  2. ^ a b Tan Sze Ming (Apr 11, 2013). "Malaysian Representatives alpha : Sim Tong Him". #MyMP UndiMsia! Sinar Project. Retrieved 15 November 2017.
  3. ^ "Guan Eng and wife voted out of Malacca DAP committee". The Star (Malaysia). 19 December 2005. Retrieved 13 November 2015.
  4. ^ "GE13: Sim Tong Him sacked by DAP for contesting as an independent". The Star (Malaysia). 20 April 2013. Retrieved 13 November 2015.
  5. ^ "GE13: DAP's Sim Tong Him withdraws as Independent candidate for Kota Laksamana". The Star (Malaysia). 22 April 2013. Retrieved 13 November 2015.
  6. ^ "Doc wins suit against two Malacca DAP leaders". The Star (Malaysia). 17 September 2005. Retrieved 4 April 2016.
  7. ^ "Former DAP chief Goh Leong San declared an independent". The Star (Malaysia). 28 March 2016. Retrieved 4 April 2016.
  8. ^ "Kota Melaka MP, three state reps leave DAP". The Malay Mail. 12 February 2017. Retrieved 15 February 2017.
  9. ^ Kong See Hoh (7 January 2018). "Four ex-DAP reps to form 'Justice League'". The Sun Daily. Archived from the original on 7 January 2018. Retrieved 21 April 2018.
  10. ^ Kong See Hoh (19 April 2018). "Former DAP Malacca leaders form Justice league". The Sun Daily.
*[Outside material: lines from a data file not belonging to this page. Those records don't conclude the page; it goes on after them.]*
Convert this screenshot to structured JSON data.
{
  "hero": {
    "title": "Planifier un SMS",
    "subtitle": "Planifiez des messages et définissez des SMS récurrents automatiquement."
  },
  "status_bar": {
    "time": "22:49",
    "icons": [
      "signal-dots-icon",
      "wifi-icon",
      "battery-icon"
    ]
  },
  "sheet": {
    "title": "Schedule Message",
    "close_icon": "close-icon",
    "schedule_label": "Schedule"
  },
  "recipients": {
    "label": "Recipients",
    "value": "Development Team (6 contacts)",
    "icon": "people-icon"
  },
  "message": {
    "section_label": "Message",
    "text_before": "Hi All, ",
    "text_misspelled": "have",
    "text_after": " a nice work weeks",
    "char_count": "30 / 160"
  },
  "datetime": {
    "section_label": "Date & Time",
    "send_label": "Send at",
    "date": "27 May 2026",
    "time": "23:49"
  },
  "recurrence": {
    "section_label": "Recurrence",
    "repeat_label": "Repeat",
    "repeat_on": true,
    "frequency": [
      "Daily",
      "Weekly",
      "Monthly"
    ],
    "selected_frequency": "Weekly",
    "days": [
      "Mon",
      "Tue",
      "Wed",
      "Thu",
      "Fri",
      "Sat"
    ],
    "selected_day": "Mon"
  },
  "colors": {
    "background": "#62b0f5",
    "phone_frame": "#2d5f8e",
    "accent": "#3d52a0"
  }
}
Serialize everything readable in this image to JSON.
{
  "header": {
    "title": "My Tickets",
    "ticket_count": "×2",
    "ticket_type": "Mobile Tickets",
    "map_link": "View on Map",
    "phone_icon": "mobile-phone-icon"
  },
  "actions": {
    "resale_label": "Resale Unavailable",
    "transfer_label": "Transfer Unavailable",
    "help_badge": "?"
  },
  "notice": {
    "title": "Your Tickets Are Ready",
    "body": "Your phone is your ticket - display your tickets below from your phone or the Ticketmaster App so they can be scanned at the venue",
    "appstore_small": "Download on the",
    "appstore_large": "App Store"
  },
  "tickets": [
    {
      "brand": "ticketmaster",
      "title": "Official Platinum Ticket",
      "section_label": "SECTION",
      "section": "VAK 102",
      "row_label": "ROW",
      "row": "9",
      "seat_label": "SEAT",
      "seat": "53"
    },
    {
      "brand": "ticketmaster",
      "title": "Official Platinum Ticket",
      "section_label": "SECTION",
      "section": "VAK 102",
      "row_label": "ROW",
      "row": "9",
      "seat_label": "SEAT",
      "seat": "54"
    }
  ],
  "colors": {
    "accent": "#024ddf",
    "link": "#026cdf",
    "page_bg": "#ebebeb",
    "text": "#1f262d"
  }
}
Retrieved 21 April 2018.
  11. ^ a b "Keputusan Pilihan Raya Umum Parlimen/Dewan Undangan Negeri" (in Malay). Election Commission of Malaysia. Retrieved 11 July 2010. Percentage figures based on total turnout.
  12. ^ a b "Malaysia General Election". undiinfo Malaysian Election Data. Malaysiakini. Retrieved 4 February 2017. Results only available from the 2004 election.
  13. ^ "SEMAKAN KEPUTUSAN PILIHAN RAYA UMUM KE - 14" (in Malay). Election Commission of Malaysia. Retrieved 17 May 2018. Percentage figures based on total turnout.
  14. ^ "The Star Online GE14". The Star. Retrieved 24 May 2018. Percentage figures based on total turnout.
  15. ^ "KEPUTUSAN PILIHAN RAYA UMUM 13". Sistem Pengurusan Maklumat Pilihan Raya Umum (in Malay). Election Commission of Malaysia. Retrieved 24 March 2017.

External links[edit]